  • 2: Would be a top 50% accepted paper at venues I highly respect. A very good submission, clear accept. I vote and argue for accepting this submission.
  • 1: Would be an accepted paper at a highly respected venue in my discipline. A good submission; an accept. I vote for accepting this submission, but would not be upset if it were rejected.
  • 0: Marginally above acceptance threshold; an accept. I tend to vote for accepting this submission, but rejecting it would not be that bad.
  • -1: Marginally below acceptance threshold. I tend to vote for rejecting this submission, but accepting it would not be that bad.
  • -2: A clear reject. I vote and argue for rejecting this submission.
  • -3: A “must reject”. Paper is fundamentally flawed (E.g., major results are trivial, wrong, already known, etc.) — I will fight for rejecting this submission.

The focus here is whether the paper’s level of quality allows it to make a significant contribution to key conversations in FAccT related fields. Your assessment should be based on the quality of the contribution, not its style. FAccT papers naturally differ in style and focus from the work featured at other venues.

You should NOT assume that you were assigned a representative sample of submissions, nor should you adjust your scores to match the overall conference acceptance rates. The “Overall Score” for each submission should reflect your assessment of the submission’s contributions.

Confidence Score

Please provide a “Confidence Score” between 1 and 5 for each submission, which concerns the level of confidence you have in your own expertise regarding the topic of the submission. The Area Chairs and Program Chairs will interpret these scores via the following scale:

  • 5: You are absolutely certain about your assessment. You are very familiar with the related work.
  • 4: You are confident in your assessment, but not absolutely certain. It is unlikely, but not impossible, that you did not understand some parts of the submission or that you are unfamiliar with some pieces of related work.
  • 3: You are fairly confident in your assessment. It is possible that you did not understand some parts of the submission or that you are unfamiliar with some pieces of related work. Math/other details were not carefully checked.
  • 2: You are willing to defend your assessment, but it is quite likely that you did not understand central parts of the submission or that you are unfamiliar with some pieces of related work. Math/other details were not carefully checked.
  • 1: Your assessment is an educated guess. The submission is not in your area or the submission was difficult to understand. Math/other details were not carefully checked.

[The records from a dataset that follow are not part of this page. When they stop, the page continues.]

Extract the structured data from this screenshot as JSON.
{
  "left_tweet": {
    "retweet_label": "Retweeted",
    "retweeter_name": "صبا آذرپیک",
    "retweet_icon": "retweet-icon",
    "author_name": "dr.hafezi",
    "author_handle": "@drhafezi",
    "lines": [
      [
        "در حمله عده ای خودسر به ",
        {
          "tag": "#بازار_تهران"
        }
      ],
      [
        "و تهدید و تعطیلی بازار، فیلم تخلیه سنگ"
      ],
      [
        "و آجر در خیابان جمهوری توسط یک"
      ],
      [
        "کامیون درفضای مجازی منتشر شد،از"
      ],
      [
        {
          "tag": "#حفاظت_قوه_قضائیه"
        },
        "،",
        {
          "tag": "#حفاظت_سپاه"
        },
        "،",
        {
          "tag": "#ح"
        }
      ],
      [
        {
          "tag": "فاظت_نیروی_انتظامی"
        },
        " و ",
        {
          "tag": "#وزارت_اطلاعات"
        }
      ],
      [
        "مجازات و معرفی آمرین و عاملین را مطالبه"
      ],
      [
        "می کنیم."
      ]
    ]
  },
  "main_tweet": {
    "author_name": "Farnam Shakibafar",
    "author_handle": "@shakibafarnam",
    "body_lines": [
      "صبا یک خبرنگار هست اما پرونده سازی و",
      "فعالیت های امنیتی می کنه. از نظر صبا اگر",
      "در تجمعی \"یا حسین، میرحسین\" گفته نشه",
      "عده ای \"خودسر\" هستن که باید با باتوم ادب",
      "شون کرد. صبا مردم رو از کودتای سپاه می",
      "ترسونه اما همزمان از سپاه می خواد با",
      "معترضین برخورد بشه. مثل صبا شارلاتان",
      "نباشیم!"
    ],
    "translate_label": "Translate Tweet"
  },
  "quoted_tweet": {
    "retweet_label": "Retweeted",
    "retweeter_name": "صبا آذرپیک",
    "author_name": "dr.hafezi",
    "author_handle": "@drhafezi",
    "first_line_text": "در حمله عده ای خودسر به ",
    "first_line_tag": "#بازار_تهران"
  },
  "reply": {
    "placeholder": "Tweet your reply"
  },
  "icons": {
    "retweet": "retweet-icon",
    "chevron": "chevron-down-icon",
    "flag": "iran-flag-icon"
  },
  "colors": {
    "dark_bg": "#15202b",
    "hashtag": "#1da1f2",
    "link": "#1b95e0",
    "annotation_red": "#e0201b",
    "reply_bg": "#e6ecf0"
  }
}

Note: If you feel that your confidence rating is likely to be a 1 at the end of a review due to your lack of expertise in the given subject area, you should notify the Area Chair as early as possible in the process. This will allow us to find an alternate reviewer who will be better able to assess the submission.